The data Start Marker

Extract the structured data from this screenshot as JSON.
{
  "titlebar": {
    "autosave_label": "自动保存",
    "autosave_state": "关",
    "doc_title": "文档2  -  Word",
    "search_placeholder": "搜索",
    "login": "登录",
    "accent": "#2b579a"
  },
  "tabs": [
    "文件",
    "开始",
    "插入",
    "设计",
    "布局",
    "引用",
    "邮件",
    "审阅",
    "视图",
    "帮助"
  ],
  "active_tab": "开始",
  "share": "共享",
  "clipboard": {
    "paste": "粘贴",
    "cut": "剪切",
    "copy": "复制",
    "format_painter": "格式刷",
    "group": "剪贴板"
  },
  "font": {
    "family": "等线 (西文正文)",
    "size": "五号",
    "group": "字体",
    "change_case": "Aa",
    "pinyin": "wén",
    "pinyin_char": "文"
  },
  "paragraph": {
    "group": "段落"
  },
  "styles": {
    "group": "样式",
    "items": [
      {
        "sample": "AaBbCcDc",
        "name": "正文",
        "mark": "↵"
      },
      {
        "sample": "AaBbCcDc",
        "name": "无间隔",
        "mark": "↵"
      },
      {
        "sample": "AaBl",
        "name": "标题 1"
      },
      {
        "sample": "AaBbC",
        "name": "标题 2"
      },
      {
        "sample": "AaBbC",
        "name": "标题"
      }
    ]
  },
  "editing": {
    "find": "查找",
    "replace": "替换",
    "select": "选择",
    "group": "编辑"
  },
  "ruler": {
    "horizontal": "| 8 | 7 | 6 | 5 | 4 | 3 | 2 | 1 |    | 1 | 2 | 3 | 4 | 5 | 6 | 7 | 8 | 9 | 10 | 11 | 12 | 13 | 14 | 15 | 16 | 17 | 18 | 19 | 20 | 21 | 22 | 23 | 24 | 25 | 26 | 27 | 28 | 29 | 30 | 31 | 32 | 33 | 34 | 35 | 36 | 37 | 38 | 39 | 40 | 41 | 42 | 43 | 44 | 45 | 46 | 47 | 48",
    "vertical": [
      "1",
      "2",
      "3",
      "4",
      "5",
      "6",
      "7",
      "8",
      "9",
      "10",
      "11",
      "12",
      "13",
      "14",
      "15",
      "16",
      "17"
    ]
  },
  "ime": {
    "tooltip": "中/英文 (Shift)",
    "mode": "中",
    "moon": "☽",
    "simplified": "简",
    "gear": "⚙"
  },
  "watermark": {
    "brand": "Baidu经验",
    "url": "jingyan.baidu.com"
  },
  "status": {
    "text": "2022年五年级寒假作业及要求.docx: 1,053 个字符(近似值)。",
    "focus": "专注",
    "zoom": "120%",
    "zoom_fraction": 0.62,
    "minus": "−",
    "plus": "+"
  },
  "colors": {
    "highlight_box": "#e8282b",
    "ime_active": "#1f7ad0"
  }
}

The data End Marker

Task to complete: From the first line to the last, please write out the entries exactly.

Answer box:
Extract the structured data from this screenshot as JSON.
{
  "titlebar": {
    "autosave_label": "自动保存",
    "autosave_state": "关",
    "doc_title": "文档2  -  Word",
    "search_placeholder": "搜索",
    "login": "登录",
    "accent": "#2b579a"
  },
  "tabs": [
    "文件",
    "开始",
    "插入",
    "设计",
    "布局",
    "引用",
    "邮件",
    "审阅",
    "视图",
    "帮助"
  ],
  "active_tab": "开始",
  "share": "共享",
  "clipboard": {
    "paste": "粘贴",
    "cut": "剪切",
    "copy": "复制",
    "format_painter": "格式刷",
    "group": "剪贴板"
  },
  "font": {
    "family": "等线 (西文正文)",
    "size": "五号",
    "group": "字体",
    "change_case": "Aa",
    "pinyin": "wén",
    "pinyin_char": "文"
  },
  "paragraph": {
    "group": "段落"
  },
  "styles": {
    "group": "样式",
    "items": [
      {
        "sample": "AaBbCcDc",
        "name": "正文",
        "mark": "↵"
      },
      {
        "sample": "AaBbCcDc",
        "name": "无间隔",
        "mark": "↵"
      },
      {
        "sample": "AaBl",
        "name": "标题 1"
      },
      {
        "sample": "AaBbC",
        "name": "标题 2"
      },
      {
        "sample": "AaBbC",
        "name": "标题"
      }
    ]
  },
  "editing": {
    "find": "查找",
    "replace": "替换",
    "select": "选择",
    "group": "编辑"
  },
  "ruler": {
    "horizontal": "| 8 | 7 | 6 | 5 | 4 | 3 | 2 | 1 |    | 1 | 2 | 3 | 4 | 5 | 6 | 7 | 8 | 9 | 10 | 11 | 12 | 13 | 14 | 15 | 16 | 17 | 18 | 19 | 20 | 21 | 22 | 23 | 24 | 25 | 26 | 27 | 28 | 29 | 30 | 31 | 32 | 33 | 34 | 35 | 36 | 37 | 38 | 39 | 40 | 41 | 42 | 43 | 44 | 45 | 46 | 47 | 48",
    "vertical": [
      "1",
      "2",
      "3",
      "4",
      "5",
      "6",
      "7",
      "8",
      "9",
      "10",
      "11",
      "12",
      "13",
      "14",
      "15",
      "16",
      "17"
    ]
  },
  "ime": {
    "tooltip": "中/英文 (Shift)",
    "mode": "中",
    "moon": "☽",
    "simplified": "简",
    "gear": "⚙"
  },
  "watermark": {
    "brand": "Baidu经验",
    "url": "jingyan.baidu.com"
  },
  "status": {
    "text": "2022年五年级寒假作业及要求.docx: 1,053 个字符(近似值)。",
    "focus": "专注",
    "zoom": "120%",
    "zoom_fraction": 0.62,
    "minus": "−",
    "plus": "+"
  },
  "colors": {
    "highlight_box": "#e8282b",
    "ime_active": "#1f7ad0"
  }
}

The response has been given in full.